Now comes the second part: a person allows the server application to read a specific part of his/her data by adding the webId to the list of allowed parties, how does this server application knows that it can access it? Therefore a front end is needed so that on the moment the person grants the server app’s webId access, a link is stored in the pod of the server application, which is only readible by the server application. Is writable == writeable && readible or only writeable? Because logically we don’t want other persons to see all the data that has the server access to… Is this the right way to approach it?

a bit more visual:

You need an authentication client to login to an Identity Provider, e.g. Inrupt’s solid-client-authn. You need that even if you use solid-file-client which provides high level methods to manage and edit files. The authn logs you in and creates an authenticated fetch method, solid-file-client uses that authenticated fetch to perform various operations.

The flow for application access is not settled at this moment. The docs @Smag0 pointed you to will work for the ESS server. The NSS server uses a different method somewhat explained in the trustedApp section of the document I pointed you to above. Your app needs a WebId for ESS but not currently for NSS.

One thing incorrect in your diagram is that it shows an app authenticated to a pod server which only happens if the pod server is also an identity server. Basically, you authenticate and get an authenticated WebId from the Identity Provider then use that to access pods from various pod providers. On each pod, the ACL of ACP methods determine what the WebId and App have access to.
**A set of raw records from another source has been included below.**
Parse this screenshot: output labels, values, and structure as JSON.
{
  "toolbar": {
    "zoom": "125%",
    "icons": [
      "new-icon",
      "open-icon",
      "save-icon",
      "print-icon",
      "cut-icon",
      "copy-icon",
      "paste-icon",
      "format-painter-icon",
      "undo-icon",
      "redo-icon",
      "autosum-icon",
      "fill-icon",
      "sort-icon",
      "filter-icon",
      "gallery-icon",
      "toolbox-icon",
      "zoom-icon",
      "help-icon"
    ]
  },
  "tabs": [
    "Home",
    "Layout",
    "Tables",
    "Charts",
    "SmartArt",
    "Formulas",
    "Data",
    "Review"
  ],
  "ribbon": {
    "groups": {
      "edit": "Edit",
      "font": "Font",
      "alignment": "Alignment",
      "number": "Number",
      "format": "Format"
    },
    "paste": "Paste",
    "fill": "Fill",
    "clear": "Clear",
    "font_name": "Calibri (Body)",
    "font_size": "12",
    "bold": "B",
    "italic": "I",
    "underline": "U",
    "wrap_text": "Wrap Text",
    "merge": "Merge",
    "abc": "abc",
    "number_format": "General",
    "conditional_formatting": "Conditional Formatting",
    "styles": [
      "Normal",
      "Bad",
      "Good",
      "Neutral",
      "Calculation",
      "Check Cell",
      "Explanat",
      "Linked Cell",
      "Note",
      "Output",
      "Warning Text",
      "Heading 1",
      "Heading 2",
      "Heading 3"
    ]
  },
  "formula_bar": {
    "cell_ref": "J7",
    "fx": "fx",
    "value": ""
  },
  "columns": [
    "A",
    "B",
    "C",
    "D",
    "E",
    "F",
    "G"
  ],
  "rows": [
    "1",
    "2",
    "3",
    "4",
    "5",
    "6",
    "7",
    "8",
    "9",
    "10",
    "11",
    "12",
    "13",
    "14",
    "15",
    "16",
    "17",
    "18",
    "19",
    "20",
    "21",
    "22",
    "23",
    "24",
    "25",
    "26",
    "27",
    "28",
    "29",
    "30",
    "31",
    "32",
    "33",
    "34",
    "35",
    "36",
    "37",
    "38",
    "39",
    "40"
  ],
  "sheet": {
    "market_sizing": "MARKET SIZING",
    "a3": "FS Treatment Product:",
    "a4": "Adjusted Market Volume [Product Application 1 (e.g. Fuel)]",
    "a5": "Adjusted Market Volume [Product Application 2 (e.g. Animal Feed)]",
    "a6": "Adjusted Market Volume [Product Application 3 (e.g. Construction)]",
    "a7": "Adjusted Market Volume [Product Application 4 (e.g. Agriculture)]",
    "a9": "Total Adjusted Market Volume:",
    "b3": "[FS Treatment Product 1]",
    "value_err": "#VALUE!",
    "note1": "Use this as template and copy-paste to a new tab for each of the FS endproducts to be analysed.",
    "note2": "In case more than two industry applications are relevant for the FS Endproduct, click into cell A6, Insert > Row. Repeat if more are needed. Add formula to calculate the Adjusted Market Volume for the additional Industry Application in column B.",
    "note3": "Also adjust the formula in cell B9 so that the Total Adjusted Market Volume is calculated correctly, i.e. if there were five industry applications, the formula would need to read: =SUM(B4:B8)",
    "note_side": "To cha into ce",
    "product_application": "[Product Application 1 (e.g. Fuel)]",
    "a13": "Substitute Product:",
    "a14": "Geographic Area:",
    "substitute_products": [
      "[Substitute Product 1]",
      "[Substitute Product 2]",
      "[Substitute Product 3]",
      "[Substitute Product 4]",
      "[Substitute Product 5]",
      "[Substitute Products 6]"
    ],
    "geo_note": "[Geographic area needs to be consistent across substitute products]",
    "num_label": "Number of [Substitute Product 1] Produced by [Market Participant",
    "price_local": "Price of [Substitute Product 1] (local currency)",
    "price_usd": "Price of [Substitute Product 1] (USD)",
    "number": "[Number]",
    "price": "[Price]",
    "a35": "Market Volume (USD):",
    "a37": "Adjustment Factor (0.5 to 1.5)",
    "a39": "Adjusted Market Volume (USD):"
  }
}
So authentication happens at he Identity Provider, while authorization happens at he Pod provider and is controlled by the user.